The aspect of the Essex Farm CSA that captured my attention the most was the meat. The connection between the living animal and the butchered meat could not escape you. They slaughter and butcher their own meat on the farm. On our visit, the beef cattle had been moved to an area of high grass which was less than 100 yards from the pick-up area. There I stood looking at the cattle while looking at the hoist where one was recently slaughtered and butchered. It is a connection that industrial agriculture wants to hide. However, this is an aspect the CSA members seem to appreciate. They know the animal was produced in a sustainable manner and grass-fed on their farm. They also know where and how it was processed. The cattle weren't herded into concentrated feeding operations, stuffed with corn, and driven off to an industrial slaughter house.
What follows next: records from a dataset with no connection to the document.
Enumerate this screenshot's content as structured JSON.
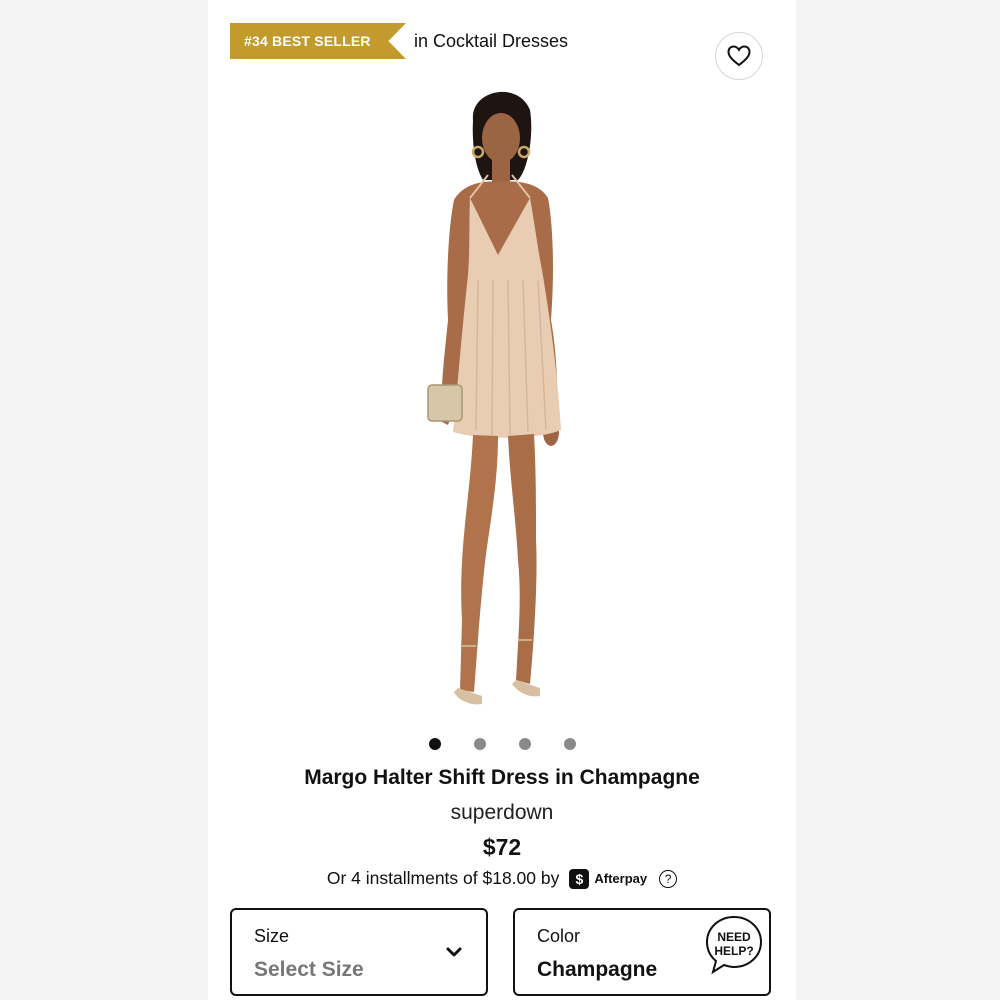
{
  "badge": {
    "rank": "#34 BEST SELLER",
    "category": "in Cocktail Dresses",
    "color": "#c39a2c"
  },
  "product": {
    "title": "Margo Halter Shift Dress in Champagne",
    "brand": "superdown",
    "price": "$72",
    "installments_text": "Or 4 installments of $18.00 by",
    "afterpay_label": "Afterpay",
    "help_glyph": "?"
  },
  "gallery": {
    "total": 4,
    "active_index": 0
  },
  "selectors": {
    "size": {
      "label": "Size",
      "value": "Select Size"
    },
    "color": {
      "label": "Color",
      "value": "Champagne"
    },
    "need_help": {
      "line1": "NEED",
      "line2": "HELP?"
    }
  },
  "icons": {
    "heart": "heart-icon",
    "afterpay": "afterpay-icon",
    "chevron": "chevron-down-icon"
  }
}
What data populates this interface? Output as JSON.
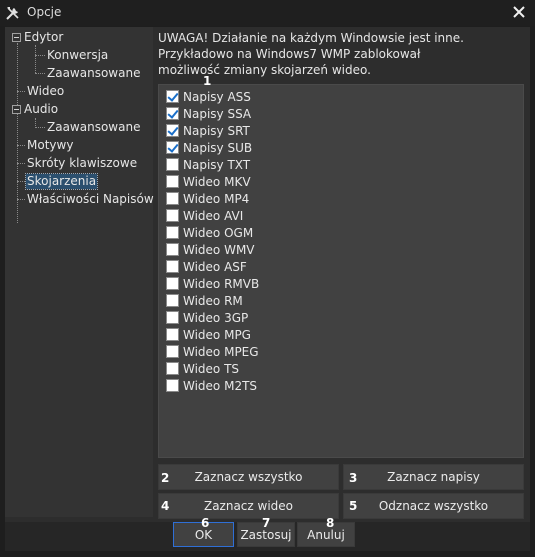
{
  "window": {
    "title": "Opcje"
  },
  "tree": {
    "items": [
      {
        "label": "Edytor"
      },
      {
        "label": "Konwersja"
      },
      {
        "label": "Zaawansowane"
      },
      {
        "label": "Wideo"
      },
      {
        "label": "Audio"
      },
      {
        "label": "Zaawansowane"
      },
      {
        "label": "Motywy"
      },
      {
        "label": "Skróty klawiszowe"
      },
      {
        "label": "Skojarzenia"
      },
      {
        "label": "Właściwości Napisów"
      }
    ]
  },
  "warning": {
    "line1": "UWAGA! Działanie na każdym Windowsie jest inne.",
    "line2": "Przykładowo na Windows7 WMP zablokował",
    "line3": "możliwość zmiany skojarzeń wideo."
  },
  "associations": [
    {
      "label": "Napisy ASS",
      "checked": true
    },
    {
      "label": "Napisy SSA",
      "checked": true
    },
    {
      "label": "Napisy SRT",
      "checked": true
    },
    {
      "label": "Napisy SUB",
      "checked": true
    },
    {
      "label": "Napisy TXT",
      "checked": false
    },
    {
      "label": "Wideo MKV",
      "checked": false
    },
    {
      "label": "Wideo MP4",
      "checked": false
    },
    {
      "label": "Wideo AVI",
      "checked": false
    },
    {
      "label": "Wideo OGM",
      "checked": false
    },
    {
      "label": "Wideo WMV",
      "checked": false
    },
    {
      "label": "Wideo ASF",
      "checked": false
    },
    {
      "label": "Wideo RMVB",
      "checked": false
    },
    {
      "label": "Wideo RM",
      "checked": false
    },
    {
      "label": "Wideo 3GP",
      "checked": false
    },
    {
      "label": "Wideo MPG",
      "checked": false
    },
    {
      "label": "Wideo MPEG",
      "checked": false
    },
    {
      "label": "Wideo TS",
      "checked": false
    },
    {
      "label": "Wideo M2TS",
      "checked": false
    }
  ],
  "buttons": {
    "select_all": "Zaznacz wszystko",
    "select_subtitles": "Zaznacz napisy",
    "select_video": "Zaznacz wideo",
    "deselect_all": "Odznacz wszystko",
    "ok": "OK",
    "apply": "Zastosuj",
    "cancel": "Anuluj"
  },
  "markers": [
    "1",
    "2",
    "3",
    "4",
    "5",
    "6",
    "7",
    "8"
  ],
  "colors": {
    "checkmark": "#1a6fc9",
    "ok_border": "#2f6fd6",
    "selected_bg": "#2b4f6e"
  }
}
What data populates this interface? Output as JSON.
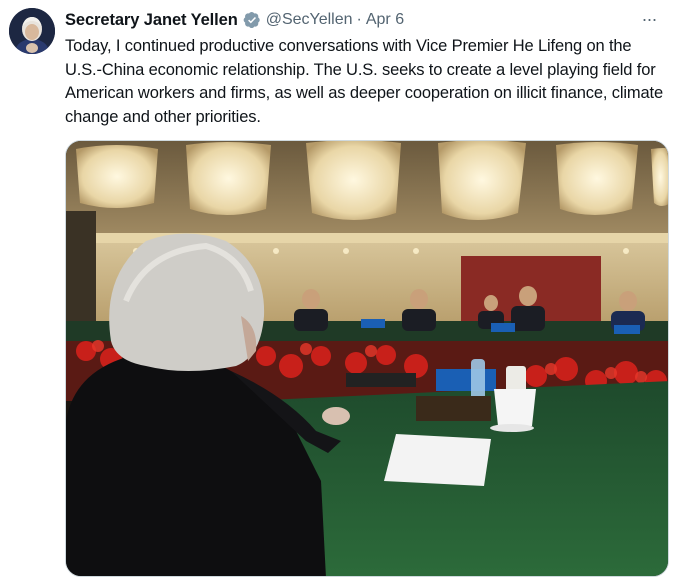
{
  "author": {
    "display_name": "Secretary Janet Yellen",
    "handle": "@SecYellen",
    "separator": "·",
    "date": "Apr 6",
    "verified_icon": "verified-badge-icon",
    "verified_color": "#829aab"
  },
  "tweet": {
    "text": "Today, I continued productive conversations with Vice Premier He Lifeng on the U.S.-China economic relationship. The U.S. seeks to create a level playing field for American workers and firms, as well as deeper cooperation on illicit finance, climate change and other priorities."
  },
  "more_button": {
    "label": "···",
    "icon": "more-options-icon"
  },
  "media": {
    "description_icon": "photo-bilateral-meeting"
  },
  "colors": {
    "text_primary": "#0f1419",
    "text_secondary": "#536471",
    "border": "#cfd9de"
  }
}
We went over to say hello to the cattle. There were baby cattle grazing alongside some very large animals. I asked Kristin if she had ever volunteered on a slaughter day. She said she had been there when they processed a pig and on a chicken day. Her take was interesting. She said the chicken day was harder because death was everywhere as so many animals had to be slaughtered for the 80 members. Slaughtering one pig or one cattle may supply meat for members for weeks.
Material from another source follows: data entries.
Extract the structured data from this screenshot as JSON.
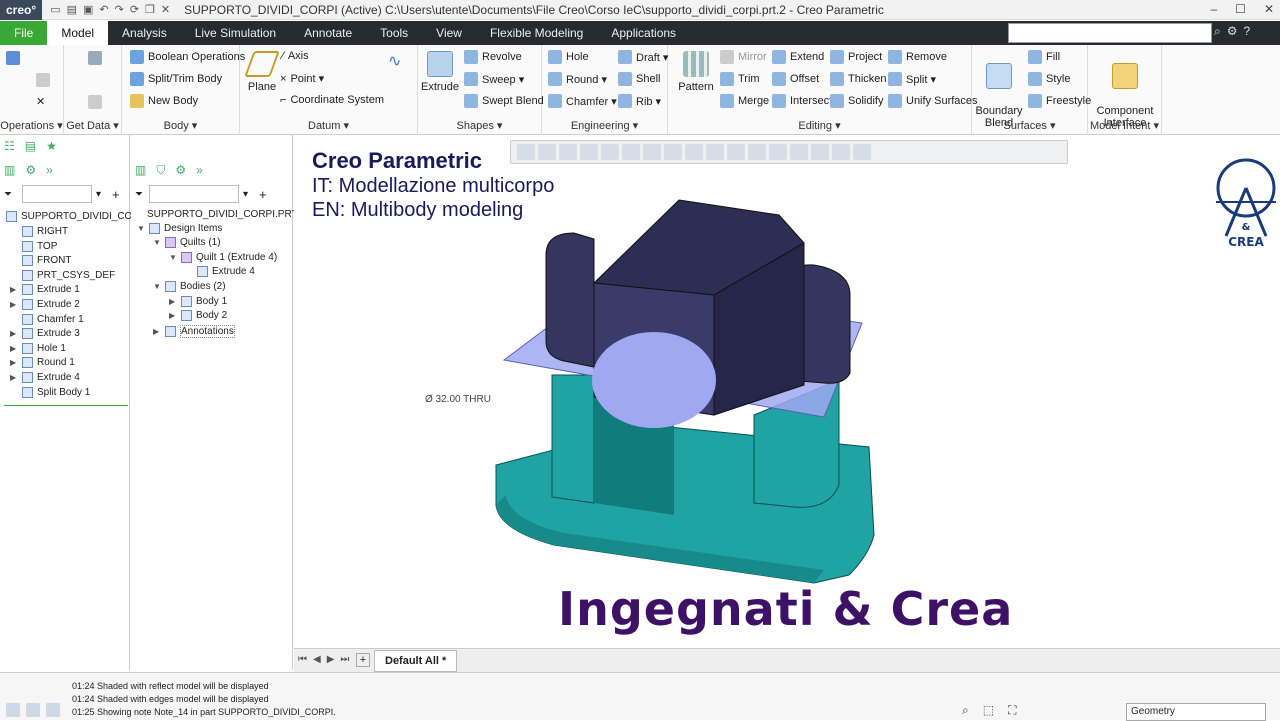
{
  "app": {
    "logo": "creo°",
    "window_title": "SUPPORTO_DIVIDI_CORPI (Active) C:\\Users\\utente\\Documents\\File Creo\\Corso IeC\\supporto_dividi_corpi.prt.2 - Creo Parametric"
  },
  "menu": {
    "tabs": [
      "File",
      "Model",
      "Analysis",
      "Live Simulation",
      "Annotate",
      "Tools",
      "View",
      "Flexible Modeling",
      "Applications"
    ],
    "active": "Model"
  },
  "ribbon": {
    "groups": {
      "operations": "Operations ▾",
      "get_data": "Get Data ▾",
      "body": "Body ▾",
      "datum": "Datum ▾",
      "shapes": "Shapes ▾",
      "engineering": "Engineering ▾",
      "editing": "Editing ▾",
      "surfaces": "Surfaces ▾",
      "model_intent": "Model Intent ▾"
    },
    "body": {
      "boolean": "Boolean Operations",
      "split_trim": "Split/Trim Body",
      "new_body": "New Body"
    },
    "datum": {
      "plane": "Plane",
      "axis": "Axis",
      "point": "Point ▾",
      "csys": "Coordinate System"
    },
    "shapes": {
      "extrude": "Extrude",
      "revolve": "Revolve",
      "sweep": "Sweep ▾",
      "swept_blend": "Swept Blend"
    },
    "engineering": {
      "hole": "Hole",
      "round": "Round ▾",
      "chamfer": "Chamfer ▾",
      "draft": "Draft ▾",
      "shell": "Shell",
      "rib": "Rib ▾"
    },
    "editing": {
      "pattern": "Pattern",
      "mirror": "Mirror",
      "trim": "Trim",
      "merge": "Merge",
      "extend": "Extend",
      "offset": "Offset",
      "intersect": "Intersect",
      "project": "Project",
      "thicken": "Thicken",
      "solidify": "Solidify",
      "remove": "Remove",
      "split": "Split ▾",
      "unify": "Unify Surfaces"
    },
    "surfaces": {
      "boundary_blend": "Boundary\nBlend",
      "fill": "Fill",
      "style": "Style",
      "freestyle": "Freestyle"
    },
    "model_intent": {
      "component_interface": "Component\nInterface"
    }
  },
  "model_tree": {
    "root": "SUPPORTO_DIVIDI_CORPI.PRT",
    "items": [
      "RIGHT",
      "TOP",
      "FRONT",
      "PRT_CSYS_DEF",
      "Extrude 1",
      "Extrude 2",
      "Chamfer 1",
      "Extrude 3",
      "Hole 1",
      "Round 1",
      "Extrude 4",
      "Split Body 1"
    ]
  },
  "design_tree": {
    "root": "SUPPORTO_DIVIDI_CORPI.PRT",
    "design_items": "Design Items",
    "quilts": "Quilts (1)",
    "quilt1": "Quilt 1 (Extrude 4)",
    "extrude4": "Extrude 4",
    "bodies": "Bodies (2)",
    "body1": "Body 1",
    "body2": "Body 2",
    "annotations": "Annotations"
  },
  "viewport": {
    "heading_title": "Creo Parametric",
    "heading_it": "IT: Modellazione multicorpo",
    "heading_en": "EN: Multibody modeling",
    "brand": "Ingegnati & Crea",
    "hole_note": "Ø 32.00  THRU",
    "logo_text": "INGEGNATI & CREA"
  },
  "view_tab": "Default All *",
  "status": {
    "messages": [
      "01:24  Shaded with reflect model will be displayed",
      "01:24  Shaded with edges model will be displayed",
      "01:25  Showing note Note_14 in part SUPPORTO_DIVIDI_CORPI."
    ],
    "filter": "Geometry"
  },
  "colors": {
    "body_top": "#35355f",
    "body_bottom": "#1fa3a3",
    "quilt": "#9fa8f0",
    "brand": "#3d1166",
    "menubar": "#262b31",
    "file_tab": "#39a935"
  }
}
The members of the CSA were visibly satisfied with the farm. You could sense that they really enjoyed eating as locally and sustainably as possible. I left the Essex Farm wishing there was a similar option near Cambridge. There are meat CSAs and vegetable CSAs, but I have not heard of a farm that does it all in the area. The visit to the farm has inspired me to stop purchasing meat produced by industrial agriculture. My wife and I have decided to find local farms that raise beef, pork, and chicken and stock our freezer. We may have to take trips to Western Massachusetts or Vermont but we now feel this is important to us.
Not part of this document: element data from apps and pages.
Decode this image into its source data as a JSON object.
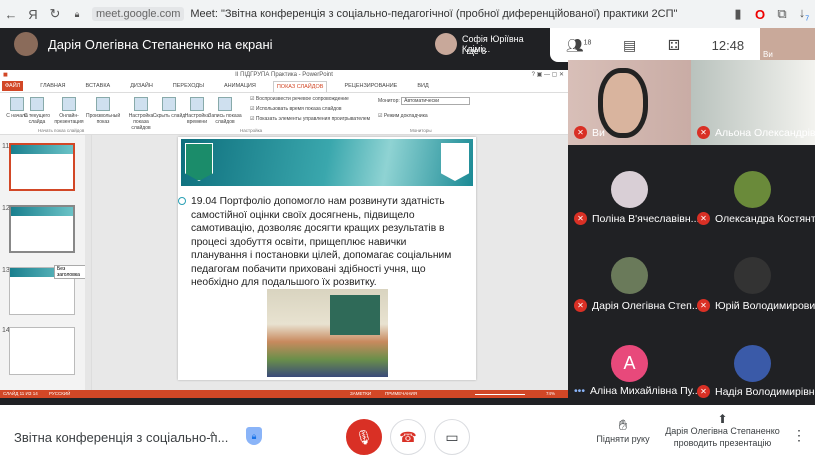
{
  "browser": {
    "url": "meet.google.com",
    "title": "Meet: \"Звітна конференція з соціально-педагогічної (пробної диференційованої) практики 2СП\"",
    "download_badge": "7"
  },
  "meet_header": {
    "presenter_label": "Дарія Олегівна Степаненко на екрані",
    "others_name": "Софія Юріївна Клімі...",
    "others_more": "і ще 8",
    "participants_count": "18",
    "time": "12:48",
    "self_label": "Ви"
  },
  "powerpoint": {
    "title": "ІІ ПІДГРУПА Практика - PowerPoint",
    "tabs": [
      "ФАЙЛ",
      "ГЛАВНАЯ",
      "ВСТАВКА",
      "ДИЗАЙН",
      "ПЕРЕХОДЫ",
      "АНИМАЦИЯ",
      "ПОКАЗ СЛАЙДОВ",
      "РЕЦЕНЗИРОВАНИЕ",
      "ВИД"
    ],
    "ribbon": {
      "buttons": [
        "С начала",
        "С текущего слайда",
        "Онлайн-презентация",
        "Произвольный показ",
        "Настройка показа слайдов",
        "Скрыть слайд",
        "Настройка времени",
        "Запись показа слайдов"
      ],
      "checks": [
        "Воспроизвести речевое сопровождение",
        "Использовать время показа слайдов",
        "Показать элементы управления проигрывателем"
      ],
      "monitor_label": "Монитор:",
      "monitor_value": "Автоматически",
      "presenter_view": "Режим докладчика",
      "groups": [
        "Начать показ слайдов",
        "Настройка",
        "Мониторы"
      ]
    },
    "thumbnails": [
      "11",
      "12",
      "13",
      "14"
    ],
    "tooltip": "Без заголовка",
    "slide_text": "19.04 Портфоліо допомогло нам розвинути здатність самостійної оцінки своїх досягнень, підвищело самотивацію, дозволяє досягти кращих результатів в процесі здобуття освіти, прищеплює навички планування і постановки цілей, допомагає соціальним педагогам  побачити приховані здібності учня, що необхідно для подальшого їх розвитку.",
    "status_left": "СЛАЙД 11 ИЗ 14",
    "language": "РУССКИЙ",
    "notes": "ЗАМЕТКИ",
    "comments": "ПРИМЕЧАНИЯ",
    "zoom": "74%"
  },
  "participants": [
    {
      "name": "Ви",
      "muted": true
    },
    {
      "name": "Альона Олександрів...",
      "muted": true
    },
    {
      "name": "Поліна В'ячеславівн...",
      "muted": true,
      "color": "#d9cfd6"
    },
    {
      "name": "Олександра Костянт...",
      "muted": true,
      "color": "#6a8a3a"
    },
    {
      "name": "Дарія Олегівна Степ...",
      "muted": true,
      "color": "#6a7a5a"
    },
    {
      "name": "Юрій Володимирови...",
      "muted": true,
      "color": "#333333"
    },
    {
      "name": "Аліна Михайлівна Пу...",
      "muted": false,
      "initial": "А",
      "color": "#e8497b"
    },
    {
      "name": "Надія Володимирівн...",
      "muted": true,
      "color": "#3a5aa8"
    }
  ],
  "bottom": {
    "meeting_title": "Звітна конференція з соціально-п...",
    "raise_hand": "Підняти руку",
    "presenting_line1": "Дарія Олегівна Степаненко",
    "presenting_line2": "проводить презентацію"
  },
  "colors": {
    "accent_red": "#d93025",
    "ppt_orange": "#d24726"
  }
}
The Essex Farm is over 400 acres. Most of the land is used to graze the cattle and grow hay for the animals. About 80 acres is used to produce the fruit and vegetables for the 80 members plus the farm staff. My visit made me wonder if it is possible for a sustainable farming operation such as this to produce food to feed the students at a college such as Lasell? I know many colleges participate in the Farm to College Program. Bowdoin is a great example. As Lasell moves towards a greener campus, supporting local agriculture is a move that would be good for the environment, economy, and local farmers. Probably the biggest constraint we face in providing more local products in the dining hall is our students. Students have grown to expect and demand processed food. Students will choose the chicken patty over the fresh arugula salad or cheddar zucchini bake. I wish I could take all students at Lasell to visit the Essex Farm. Maybe an experience such as that would help them make more local food choices.
Kristin has invited me back to the farm to work for a day. I may take her up on the offer in August. It may seem odd but I am considering volunteering on a slaughter day. If I am going to make the decision to eat meat, I think it is important to understand the meat goes from a cattle grazing in the field to a package in the freezer. While I have read many accounts of this process, it is something I have not observed. It is a tough reality but important for a meat eater to understand. Maybe it will be too emotional for me and I will become a vegetarian. I'm not really sure what to expect.